Re: Guessing?

From: paul c <toledobysea_at_ac.ooyah>
Date: Mon, 26 May 2008 02:21:48 GMT
Message-ID: <09p_j.294813$pM4.94170_at_pd7urf1no>

Brian Selzer wrote:
> "paul c" <toledobysea_at_ac.ooyah> wrote in message
> news:xuk_j.165843$Cj7.9496_at_pd7urf2no...

>> Brian Selzer wrote:
>> ...
>>> Well, that's just it.  It has no consistent method for doing so.  ...
>> It does, I gave one, ie., apply, ie., distribute algebraically, the union 
>> to the base relations in the view expression, then apply whatever 
>> constraints the definition has.  Works just as consistently for deletes to 
>> joins.

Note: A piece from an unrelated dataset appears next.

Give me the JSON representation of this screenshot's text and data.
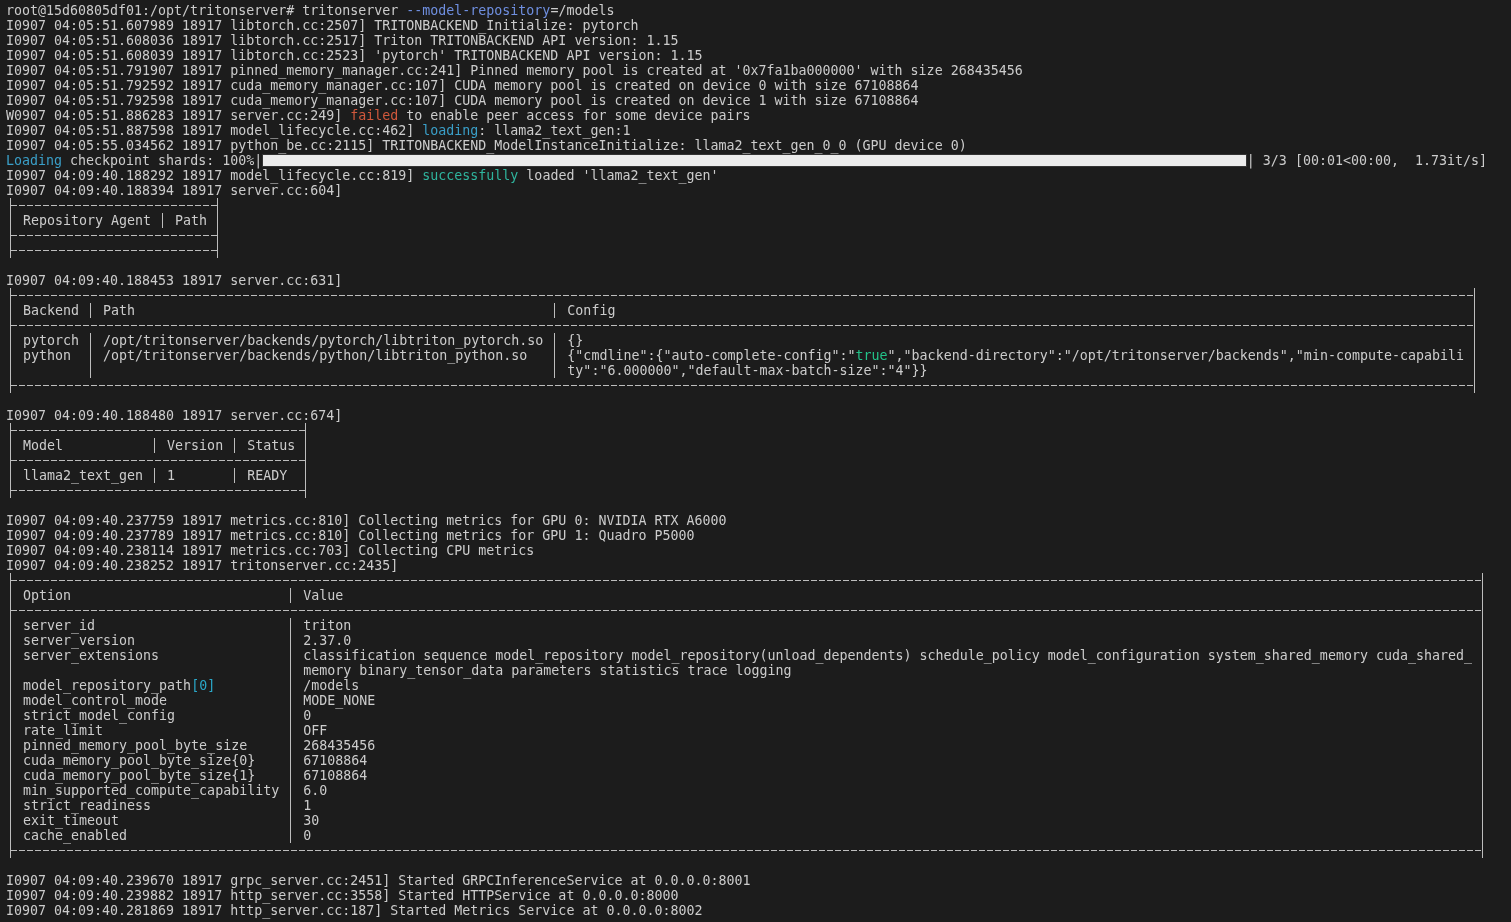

> And then since the insert doesn't violate any constraints on the base
> relations, two rows would be inserted, one in each base relation, but these
> don't show up in the view because the view is a disjoint union. Now, if you
> were to allow the insert, wouldn't that violate the assignment principle?
> ...

Codd said: "The view S is actually the disjoint union..." but what the heck does he mean by "actually"? From the DBMS' point of view, he is lapsing into mysticism. As I said, it can't know this. All the dbms knows is that the two base names are different and it has been given no order to the effect that they must be disjoint. So, given what he wrote, the tuple(s) would show up in the view.

For argument's sake, suppose the dbms is aware of a declared mutual constraint that makes the two base relations disjoint. In my elementary

   approach, that would have the effect of 'emptying' both base relations and nothing at all would show up in the view. Personally I have no problem with this but I recognize that people who prefer certain niceties over a consistent logic do. I say that they can satisfy their whims at the programming language level, eg., by supporting certain exceptions or by other techniques.

It is becoming more and more apparent to me that the Assignment Principle is a case of wanting to have your cake and eat it too.

>> If it just
>>> guesses at the intent, 50% of the time it will guess wrong, and you'll 
>>> end up with garbage in the database.  As a consequence, queries like, 
>>> "How many suppliers are west of the Mississippi?" will return the wrong 
>>> answer.
>>> ...
>> My whole point is that the dbms has no business guessing, just following 
>> orders.  Why anybody would imagine a dumb pre-programmed logical machine 
>> can know human intentions can only be pathological mysticism.  As they 
>> say, "don't believe everything you think".

> I agree with you that the dbms has no business guessing, but if you order
> the dbms to do the impossible, you have to expect it to complain.
> ...

I could have put what you quote better by saying that if the dbms follows a consistent logic, no question of guessing comes up.

>>> But again, it should not allow the update if it has to guess, because 
>>> inevitably, it will guess wrong at least some of the time and the 
>>> database will end up corrupt.  That it has to guess is not a guess.
>>> ...
>> It is mysticism to think that a dbms that follows its own consistent rules 
>> is somehow guessing.

> Well, that's just the point I was trying to make. If you're not specific
> enough, you're asking the dbms to pick one of many possible courses of
> action. While the dbms should be able to determine whether a course of
> action is possible, it should not be asked to choose between possible
> courses of action, and it should complain equally as loud since neither
> should be possible.
> The bottom line: manipulative operations should be deterministic. If there
> is more than one possible set of updates to the underlying relations that
> yields the same value for a view, then updates to such a view should be
> prohibited.

I say it is willful to say "should be deterministic", it sort-of sounds good but from what I know it is contradictory with other goals people like Date talk about, such as making views behave the same way as base relations. If a dbms' logic admits boolean 'or', then traditional programming notions of determinism can't be satisfied. I'll take a consistent logic over niceties any day, even if that puts me in a minority - I'm already a member of many other minorities, in fact I'm a member of more minorities than the number of majorities most people I've met who were in majorities were in, even though many of them think I'm not even in a minority! Received on Mon May 26 2008 - 04:21:48 CEST

Original text of this message